Work instructions: Examine the records below and count how many lines contain the string "Users". Give only the number.

***** Provided records *****

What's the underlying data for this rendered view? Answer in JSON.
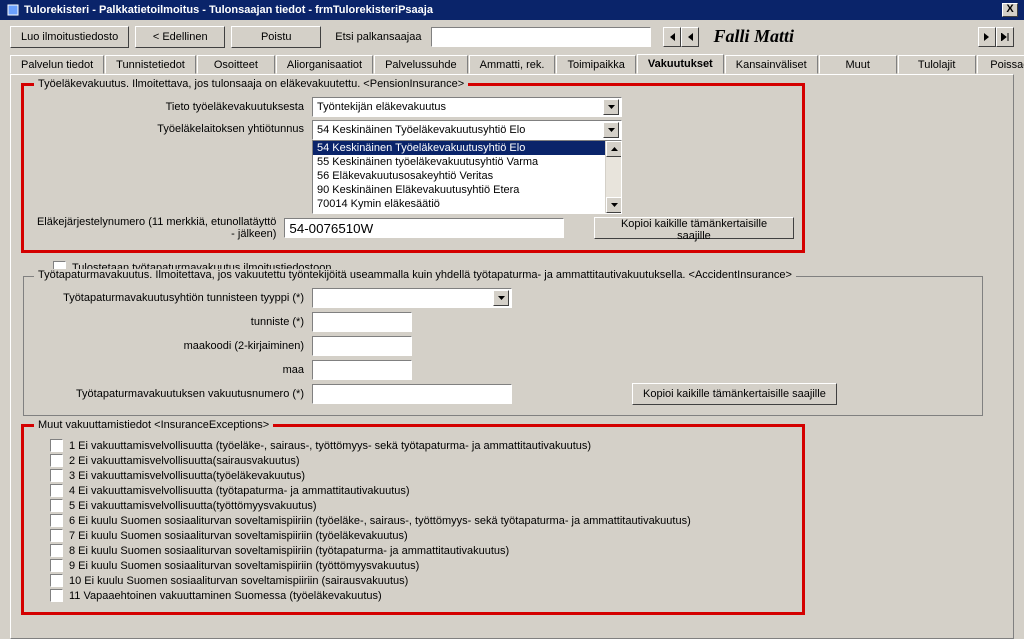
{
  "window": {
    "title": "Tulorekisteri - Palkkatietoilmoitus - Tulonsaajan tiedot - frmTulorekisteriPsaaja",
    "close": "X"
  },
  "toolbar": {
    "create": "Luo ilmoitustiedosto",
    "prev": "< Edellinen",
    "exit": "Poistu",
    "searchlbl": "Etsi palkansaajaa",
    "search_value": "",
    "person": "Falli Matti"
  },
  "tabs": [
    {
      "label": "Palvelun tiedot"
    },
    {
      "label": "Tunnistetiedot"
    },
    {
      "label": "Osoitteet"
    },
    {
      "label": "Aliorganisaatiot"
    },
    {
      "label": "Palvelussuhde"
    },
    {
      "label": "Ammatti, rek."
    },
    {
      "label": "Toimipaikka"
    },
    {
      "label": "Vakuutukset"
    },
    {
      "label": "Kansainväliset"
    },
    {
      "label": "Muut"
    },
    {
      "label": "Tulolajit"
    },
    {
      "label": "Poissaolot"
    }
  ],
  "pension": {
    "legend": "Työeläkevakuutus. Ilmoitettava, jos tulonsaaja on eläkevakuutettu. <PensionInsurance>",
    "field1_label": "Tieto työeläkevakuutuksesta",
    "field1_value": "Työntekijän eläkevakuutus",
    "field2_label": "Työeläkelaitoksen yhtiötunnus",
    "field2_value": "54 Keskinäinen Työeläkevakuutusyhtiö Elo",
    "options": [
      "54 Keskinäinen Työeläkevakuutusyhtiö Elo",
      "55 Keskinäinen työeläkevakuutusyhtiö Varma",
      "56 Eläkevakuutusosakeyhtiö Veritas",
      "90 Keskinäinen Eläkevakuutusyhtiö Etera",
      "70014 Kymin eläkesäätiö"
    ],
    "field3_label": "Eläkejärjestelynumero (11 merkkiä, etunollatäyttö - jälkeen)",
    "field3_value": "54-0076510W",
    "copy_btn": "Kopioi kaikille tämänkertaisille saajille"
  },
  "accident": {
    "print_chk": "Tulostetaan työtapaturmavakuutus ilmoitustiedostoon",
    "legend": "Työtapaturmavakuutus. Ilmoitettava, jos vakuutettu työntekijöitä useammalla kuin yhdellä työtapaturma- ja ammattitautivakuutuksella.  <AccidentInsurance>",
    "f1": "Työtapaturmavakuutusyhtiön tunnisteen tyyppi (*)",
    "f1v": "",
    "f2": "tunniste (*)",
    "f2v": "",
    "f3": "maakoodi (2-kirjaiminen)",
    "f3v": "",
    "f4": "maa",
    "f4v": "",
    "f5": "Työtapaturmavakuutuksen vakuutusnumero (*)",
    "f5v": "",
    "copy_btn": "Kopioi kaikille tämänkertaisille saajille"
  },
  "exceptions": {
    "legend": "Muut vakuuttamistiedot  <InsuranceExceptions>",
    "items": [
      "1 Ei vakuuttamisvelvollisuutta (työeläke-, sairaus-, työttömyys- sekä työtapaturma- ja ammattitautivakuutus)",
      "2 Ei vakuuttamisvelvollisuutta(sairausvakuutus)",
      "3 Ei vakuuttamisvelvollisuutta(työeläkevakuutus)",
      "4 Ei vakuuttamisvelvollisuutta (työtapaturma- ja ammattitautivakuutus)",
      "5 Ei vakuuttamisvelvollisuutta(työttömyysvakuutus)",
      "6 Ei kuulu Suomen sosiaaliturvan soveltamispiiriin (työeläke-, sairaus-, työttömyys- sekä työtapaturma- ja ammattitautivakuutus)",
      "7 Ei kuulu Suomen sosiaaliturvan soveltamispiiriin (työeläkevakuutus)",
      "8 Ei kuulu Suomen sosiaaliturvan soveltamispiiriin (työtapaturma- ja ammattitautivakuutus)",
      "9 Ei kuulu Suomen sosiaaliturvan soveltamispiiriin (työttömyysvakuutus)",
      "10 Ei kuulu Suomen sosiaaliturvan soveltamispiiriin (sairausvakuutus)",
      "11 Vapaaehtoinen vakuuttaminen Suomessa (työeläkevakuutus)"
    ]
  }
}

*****
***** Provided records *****

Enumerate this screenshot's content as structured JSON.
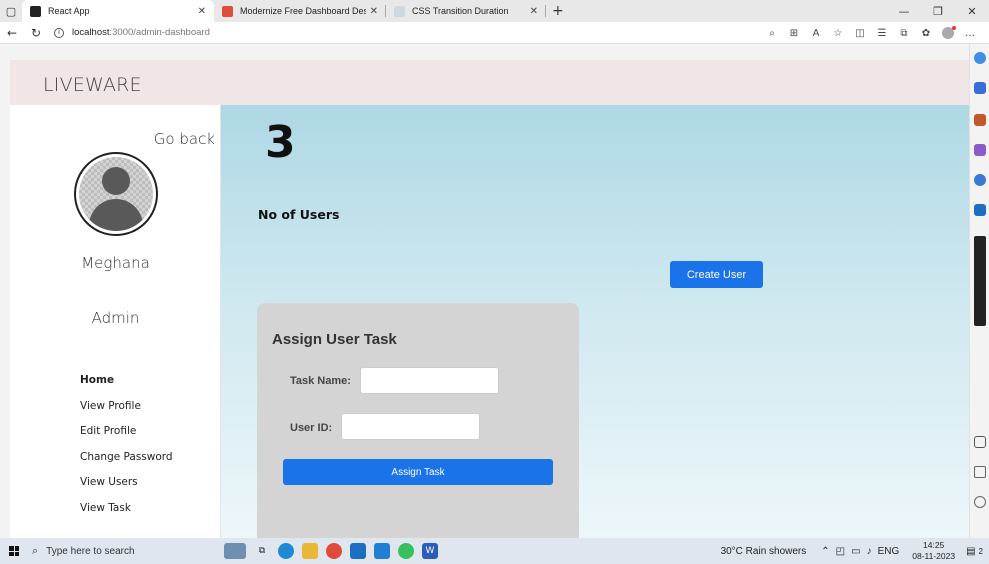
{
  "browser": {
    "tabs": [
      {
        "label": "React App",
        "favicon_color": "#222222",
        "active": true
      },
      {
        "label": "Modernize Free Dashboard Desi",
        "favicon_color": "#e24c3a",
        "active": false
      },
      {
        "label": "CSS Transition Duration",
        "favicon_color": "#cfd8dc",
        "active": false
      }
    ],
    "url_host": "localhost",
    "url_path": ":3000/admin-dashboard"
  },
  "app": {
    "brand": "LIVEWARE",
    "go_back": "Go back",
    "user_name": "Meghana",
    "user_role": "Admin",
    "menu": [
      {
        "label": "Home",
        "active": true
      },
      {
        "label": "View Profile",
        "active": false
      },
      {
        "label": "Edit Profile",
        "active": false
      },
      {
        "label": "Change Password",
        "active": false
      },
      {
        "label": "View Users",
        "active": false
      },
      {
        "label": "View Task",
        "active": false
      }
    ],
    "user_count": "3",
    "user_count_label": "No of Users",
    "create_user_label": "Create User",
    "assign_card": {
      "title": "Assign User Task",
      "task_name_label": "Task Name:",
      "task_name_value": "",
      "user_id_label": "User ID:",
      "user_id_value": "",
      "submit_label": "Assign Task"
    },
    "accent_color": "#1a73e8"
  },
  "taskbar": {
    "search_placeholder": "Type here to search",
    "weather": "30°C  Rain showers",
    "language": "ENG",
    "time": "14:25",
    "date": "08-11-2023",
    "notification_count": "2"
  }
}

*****

Answer box: 2